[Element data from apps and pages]
^^^^^^^^^^^^^^^^

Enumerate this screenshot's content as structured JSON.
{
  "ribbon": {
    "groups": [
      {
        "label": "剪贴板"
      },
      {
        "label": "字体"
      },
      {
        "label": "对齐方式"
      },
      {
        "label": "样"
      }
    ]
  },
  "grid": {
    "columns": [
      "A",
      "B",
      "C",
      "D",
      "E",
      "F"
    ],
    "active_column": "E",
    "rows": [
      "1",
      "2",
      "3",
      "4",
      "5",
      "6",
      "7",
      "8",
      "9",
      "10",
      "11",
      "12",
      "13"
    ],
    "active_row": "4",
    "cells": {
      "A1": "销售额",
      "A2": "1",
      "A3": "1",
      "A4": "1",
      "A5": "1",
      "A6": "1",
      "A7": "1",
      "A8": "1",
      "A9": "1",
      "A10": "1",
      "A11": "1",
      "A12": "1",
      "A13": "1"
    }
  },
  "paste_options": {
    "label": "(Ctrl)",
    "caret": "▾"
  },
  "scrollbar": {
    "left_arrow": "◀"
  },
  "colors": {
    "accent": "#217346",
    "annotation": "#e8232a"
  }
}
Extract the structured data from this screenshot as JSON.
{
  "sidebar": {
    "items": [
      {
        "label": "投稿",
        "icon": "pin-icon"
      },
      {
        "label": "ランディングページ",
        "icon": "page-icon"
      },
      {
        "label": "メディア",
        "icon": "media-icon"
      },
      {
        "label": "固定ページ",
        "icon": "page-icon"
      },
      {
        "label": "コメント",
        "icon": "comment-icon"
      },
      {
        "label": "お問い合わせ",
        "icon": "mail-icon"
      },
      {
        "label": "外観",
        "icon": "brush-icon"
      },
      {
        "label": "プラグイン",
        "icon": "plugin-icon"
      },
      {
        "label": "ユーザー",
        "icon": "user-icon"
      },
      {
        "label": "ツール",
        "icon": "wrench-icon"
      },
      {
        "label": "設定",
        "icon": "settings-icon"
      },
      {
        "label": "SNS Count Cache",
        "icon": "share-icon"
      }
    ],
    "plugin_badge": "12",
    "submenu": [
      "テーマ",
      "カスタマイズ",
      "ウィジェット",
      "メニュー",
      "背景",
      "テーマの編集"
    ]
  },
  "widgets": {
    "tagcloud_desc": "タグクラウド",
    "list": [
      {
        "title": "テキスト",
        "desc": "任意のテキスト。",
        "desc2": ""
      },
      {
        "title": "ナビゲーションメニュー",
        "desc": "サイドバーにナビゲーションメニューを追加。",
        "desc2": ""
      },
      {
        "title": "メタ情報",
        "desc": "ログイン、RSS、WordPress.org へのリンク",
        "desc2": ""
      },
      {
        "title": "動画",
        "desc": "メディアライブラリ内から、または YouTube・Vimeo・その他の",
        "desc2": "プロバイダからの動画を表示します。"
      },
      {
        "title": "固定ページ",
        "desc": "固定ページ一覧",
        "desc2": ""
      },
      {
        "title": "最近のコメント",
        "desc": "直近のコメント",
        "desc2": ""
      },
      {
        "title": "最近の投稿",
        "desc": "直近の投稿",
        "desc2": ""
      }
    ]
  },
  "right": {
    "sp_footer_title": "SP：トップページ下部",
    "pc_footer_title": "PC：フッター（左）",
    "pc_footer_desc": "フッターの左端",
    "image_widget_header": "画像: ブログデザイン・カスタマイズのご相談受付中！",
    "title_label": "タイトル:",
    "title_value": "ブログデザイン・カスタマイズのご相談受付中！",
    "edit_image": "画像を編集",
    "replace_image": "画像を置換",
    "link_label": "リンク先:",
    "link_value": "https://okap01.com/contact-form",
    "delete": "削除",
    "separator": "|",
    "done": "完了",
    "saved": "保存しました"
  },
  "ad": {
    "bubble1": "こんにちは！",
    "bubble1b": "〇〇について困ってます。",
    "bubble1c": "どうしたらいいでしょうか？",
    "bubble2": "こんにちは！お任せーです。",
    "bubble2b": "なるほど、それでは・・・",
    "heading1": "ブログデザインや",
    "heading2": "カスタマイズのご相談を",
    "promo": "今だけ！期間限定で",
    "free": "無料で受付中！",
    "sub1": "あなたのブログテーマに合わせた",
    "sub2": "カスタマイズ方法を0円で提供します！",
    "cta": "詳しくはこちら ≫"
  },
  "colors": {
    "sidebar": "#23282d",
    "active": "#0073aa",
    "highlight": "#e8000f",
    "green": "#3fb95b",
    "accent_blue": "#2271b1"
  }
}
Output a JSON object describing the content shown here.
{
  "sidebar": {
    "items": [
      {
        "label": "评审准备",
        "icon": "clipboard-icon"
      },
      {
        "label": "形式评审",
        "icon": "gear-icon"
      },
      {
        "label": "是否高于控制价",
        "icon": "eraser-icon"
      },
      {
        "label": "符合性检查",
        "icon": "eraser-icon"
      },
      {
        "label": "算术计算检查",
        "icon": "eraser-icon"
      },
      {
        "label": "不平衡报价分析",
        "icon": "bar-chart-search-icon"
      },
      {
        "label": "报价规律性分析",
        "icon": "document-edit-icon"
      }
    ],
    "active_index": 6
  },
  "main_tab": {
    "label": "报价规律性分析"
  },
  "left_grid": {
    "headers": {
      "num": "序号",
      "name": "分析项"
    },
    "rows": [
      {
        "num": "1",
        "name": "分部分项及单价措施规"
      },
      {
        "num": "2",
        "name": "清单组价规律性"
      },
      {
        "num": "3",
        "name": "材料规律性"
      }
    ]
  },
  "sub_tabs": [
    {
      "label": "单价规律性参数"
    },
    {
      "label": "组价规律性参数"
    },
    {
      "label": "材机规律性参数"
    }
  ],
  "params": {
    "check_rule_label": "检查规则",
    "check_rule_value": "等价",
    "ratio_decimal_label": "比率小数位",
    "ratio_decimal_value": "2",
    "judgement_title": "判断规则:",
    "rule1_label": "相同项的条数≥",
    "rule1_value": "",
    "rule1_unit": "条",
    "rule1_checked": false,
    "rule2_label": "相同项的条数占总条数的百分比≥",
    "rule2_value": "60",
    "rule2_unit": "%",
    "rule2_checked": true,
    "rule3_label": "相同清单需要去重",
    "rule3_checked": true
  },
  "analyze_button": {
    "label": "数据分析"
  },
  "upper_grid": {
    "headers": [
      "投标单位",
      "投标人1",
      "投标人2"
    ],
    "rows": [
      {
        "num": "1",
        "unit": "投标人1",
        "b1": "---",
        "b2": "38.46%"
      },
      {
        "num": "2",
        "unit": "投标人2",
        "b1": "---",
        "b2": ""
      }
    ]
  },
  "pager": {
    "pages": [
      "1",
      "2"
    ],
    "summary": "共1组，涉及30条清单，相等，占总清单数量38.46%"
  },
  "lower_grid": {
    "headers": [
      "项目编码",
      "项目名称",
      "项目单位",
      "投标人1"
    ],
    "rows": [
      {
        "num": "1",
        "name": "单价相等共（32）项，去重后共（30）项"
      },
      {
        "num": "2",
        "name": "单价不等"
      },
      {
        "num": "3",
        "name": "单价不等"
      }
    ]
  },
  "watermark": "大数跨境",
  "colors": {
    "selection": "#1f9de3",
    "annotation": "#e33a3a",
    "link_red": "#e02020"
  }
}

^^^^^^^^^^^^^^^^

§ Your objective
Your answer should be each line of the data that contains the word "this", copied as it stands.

§ Exercise result
Enumerate this screenshot's content as structured JSON.
Extract the structured data from this screenshot as JSON.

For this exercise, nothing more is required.